One thing Jurgen Klinsmann has never been afraid of doing since becoming head coach of the U.S. Men’s National Team is speaking his mind. He will praise players, and criticize them, and speak frankly about the state of American Soccer.
Klinsmann spoke his mind again recently in an interview with ESPN, stating that, in his opinion, American players are held back from success in Europe by a lack of belief rather than a lack of ability. A statement that surely turned some heads in the American soccer community.
“It needs to take the U.S. team, in a World Cup to go into at least a quarterfinal, if not a semifinal, to give more credibility to American players,” Klinsmann told ESPN. “But it’s also the American players, when they go to Europe, to prove it, that they become big players in Europe. So it’s also down to do they have the belief? They have the qualities, but do they have the belief?
“Because you go into a European top club and if you want to play in a top five, six teams in England or in Germany or in Italy, you have 15, 16, 17 national team players on the roster. So you have to kick somebody out. I think the American player still doesn’t have this last belief that they can kick somebody out. This is something that they have to build.”
In my latest Goal.com column, I took issue with Klinsmann’s comments, stating that he missed the mark with the notion that it is a lack of belief, and not ability, that has led to so few Americans playing in UEFA Champions League.

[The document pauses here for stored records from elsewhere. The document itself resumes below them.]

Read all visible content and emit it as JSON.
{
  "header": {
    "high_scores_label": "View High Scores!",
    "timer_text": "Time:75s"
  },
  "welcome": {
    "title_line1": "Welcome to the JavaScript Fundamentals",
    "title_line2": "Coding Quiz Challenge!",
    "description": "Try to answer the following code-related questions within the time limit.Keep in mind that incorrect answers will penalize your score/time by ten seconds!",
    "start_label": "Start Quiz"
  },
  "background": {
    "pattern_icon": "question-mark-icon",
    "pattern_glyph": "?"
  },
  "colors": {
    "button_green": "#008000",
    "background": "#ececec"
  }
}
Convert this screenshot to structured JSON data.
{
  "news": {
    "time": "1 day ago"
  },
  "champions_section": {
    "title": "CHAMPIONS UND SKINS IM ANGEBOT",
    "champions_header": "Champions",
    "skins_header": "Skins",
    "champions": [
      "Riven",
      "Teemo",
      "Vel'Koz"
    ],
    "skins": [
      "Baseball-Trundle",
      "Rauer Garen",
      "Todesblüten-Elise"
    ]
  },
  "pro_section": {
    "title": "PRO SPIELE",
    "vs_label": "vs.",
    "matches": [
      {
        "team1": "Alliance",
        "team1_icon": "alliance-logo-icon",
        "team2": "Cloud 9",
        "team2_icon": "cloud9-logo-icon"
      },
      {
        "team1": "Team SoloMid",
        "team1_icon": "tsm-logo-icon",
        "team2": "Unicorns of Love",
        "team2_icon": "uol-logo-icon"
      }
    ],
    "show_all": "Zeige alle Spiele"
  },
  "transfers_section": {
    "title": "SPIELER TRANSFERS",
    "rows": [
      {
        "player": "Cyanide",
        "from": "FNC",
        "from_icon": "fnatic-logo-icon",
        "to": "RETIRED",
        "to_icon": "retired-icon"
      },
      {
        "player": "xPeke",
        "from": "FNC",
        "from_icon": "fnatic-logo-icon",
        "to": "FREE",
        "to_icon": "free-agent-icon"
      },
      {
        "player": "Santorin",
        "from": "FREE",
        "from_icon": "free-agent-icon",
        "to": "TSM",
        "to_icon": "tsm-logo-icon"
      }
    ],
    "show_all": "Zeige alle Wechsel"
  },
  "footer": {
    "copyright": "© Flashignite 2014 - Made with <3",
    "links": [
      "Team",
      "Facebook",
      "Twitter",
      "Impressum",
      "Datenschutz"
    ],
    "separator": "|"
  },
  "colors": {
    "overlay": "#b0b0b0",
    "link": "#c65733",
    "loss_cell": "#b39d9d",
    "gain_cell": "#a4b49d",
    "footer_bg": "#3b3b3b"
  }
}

Give the column a read and let me know what you think of Klinsmann’s comments. Agree with him, or think his comments were off the mark?
Share your thoughts below.